The Unborn, despite its bland title, does offer some chilling moments in a usual winter of cinematic discontent.
The derivative picture from David S. Goyer, given a story credit for the story for The Dark Knight and director of forgettable fare like The Invisible establishes an inviting mood for a somewhat haunting glimpse into the undead.
The premise devised by Goyer involves Casey Beldon (Odette Yustman, pretty good in the jittery horror/creature fest Cloverfield) being touched by a dead person's soul caught in a limbo captured differently than the aforementioned The Invisible.
Casey's mother abandoned her as a child, as she learns of being a twin with her brother dying in the womb. Goyer nicely locates an unconscious rush for the viewer by way of Casey running from a park into the woods listening to her iPod. The Unborn looks to possess a fairly unique manner of presenting its eerieness; yet, it's fleeting as Casey is plagued by bad dreams and a spirit that leads her to a Kabbalistic spiritual advisor, Sendak, as played by a rather haggard Gary Oldman, last seen more impressively in The Dark Knight.

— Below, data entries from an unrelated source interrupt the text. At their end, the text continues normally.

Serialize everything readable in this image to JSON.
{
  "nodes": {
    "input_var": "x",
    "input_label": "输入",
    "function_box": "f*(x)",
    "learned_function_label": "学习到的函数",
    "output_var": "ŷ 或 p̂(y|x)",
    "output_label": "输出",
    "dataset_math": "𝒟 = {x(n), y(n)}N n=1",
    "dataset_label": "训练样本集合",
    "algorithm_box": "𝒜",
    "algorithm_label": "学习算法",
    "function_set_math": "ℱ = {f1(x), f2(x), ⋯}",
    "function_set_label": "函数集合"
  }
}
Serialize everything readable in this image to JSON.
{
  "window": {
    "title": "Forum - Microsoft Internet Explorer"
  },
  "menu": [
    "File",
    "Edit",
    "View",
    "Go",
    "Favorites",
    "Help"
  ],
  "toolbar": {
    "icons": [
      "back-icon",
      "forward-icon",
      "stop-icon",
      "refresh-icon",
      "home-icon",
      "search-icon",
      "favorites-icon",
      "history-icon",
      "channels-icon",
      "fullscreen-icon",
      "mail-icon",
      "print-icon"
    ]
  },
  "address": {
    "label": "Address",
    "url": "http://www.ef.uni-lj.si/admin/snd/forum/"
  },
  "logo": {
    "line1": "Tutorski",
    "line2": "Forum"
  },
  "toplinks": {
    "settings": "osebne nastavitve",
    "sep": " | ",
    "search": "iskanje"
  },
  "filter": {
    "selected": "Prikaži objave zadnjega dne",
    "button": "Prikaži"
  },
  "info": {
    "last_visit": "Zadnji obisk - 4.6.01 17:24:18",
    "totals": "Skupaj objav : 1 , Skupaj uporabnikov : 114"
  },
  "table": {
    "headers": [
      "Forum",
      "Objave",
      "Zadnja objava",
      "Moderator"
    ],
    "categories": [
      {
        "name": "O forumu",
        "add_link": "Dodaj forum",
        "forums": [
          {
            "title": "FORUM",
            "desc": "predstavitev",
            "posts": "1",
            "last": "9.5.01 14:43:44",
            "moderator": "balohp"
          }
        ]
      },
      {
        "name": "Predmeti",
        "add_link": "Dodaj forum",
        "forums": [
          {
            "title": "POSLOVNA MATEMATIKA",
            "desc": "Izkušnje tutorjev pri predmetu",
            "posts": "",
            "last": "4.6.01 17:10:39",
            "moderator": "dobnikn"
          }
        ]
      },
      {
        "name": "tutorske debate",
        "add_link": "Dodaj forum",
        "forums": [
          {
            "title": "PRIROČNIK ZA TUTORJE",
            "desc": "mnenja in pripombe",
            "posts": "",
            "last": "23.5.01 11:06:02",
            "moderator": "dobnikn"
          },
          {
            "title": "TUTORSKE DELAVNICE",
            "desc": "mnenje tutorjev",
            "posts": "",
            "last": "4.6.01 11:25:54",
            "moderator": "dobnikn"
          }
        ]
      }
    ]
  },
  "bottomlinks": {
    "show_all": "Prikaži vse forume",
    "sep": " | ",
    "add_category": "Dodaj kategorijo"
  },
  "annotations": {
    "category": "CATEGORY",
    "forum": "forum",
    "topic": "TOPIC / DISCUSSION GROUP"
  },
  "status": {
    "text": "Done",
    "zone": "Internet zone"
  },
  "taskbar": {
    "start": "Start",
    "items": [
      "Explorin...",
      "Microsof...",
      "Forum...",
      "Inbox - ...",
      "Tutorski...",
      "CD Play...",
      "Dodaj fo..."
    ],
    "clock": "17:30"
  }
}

Some will find some acrid, tantalizing moments in this horror picture as something demonic is linked to the Beldon clan back during the rise of Nazi Germany. The prenatal premonition of "Jumby" leads to the anxieties of closing an otherworldy doorway by someone never having come into Casey's world.
One's quarantined with Casey with the prospect of dealing with the unleashed, and it's more torturing than tautly rendered. Jane Alexander stands out best in the mediocre supporting category as Casey's mystical grandmother who resides in a suburban nursing facility. This is the birth of a wannabe Exorcist, a teaser that topples over its suppressed memories of the Holocaust with its increasing power of possession.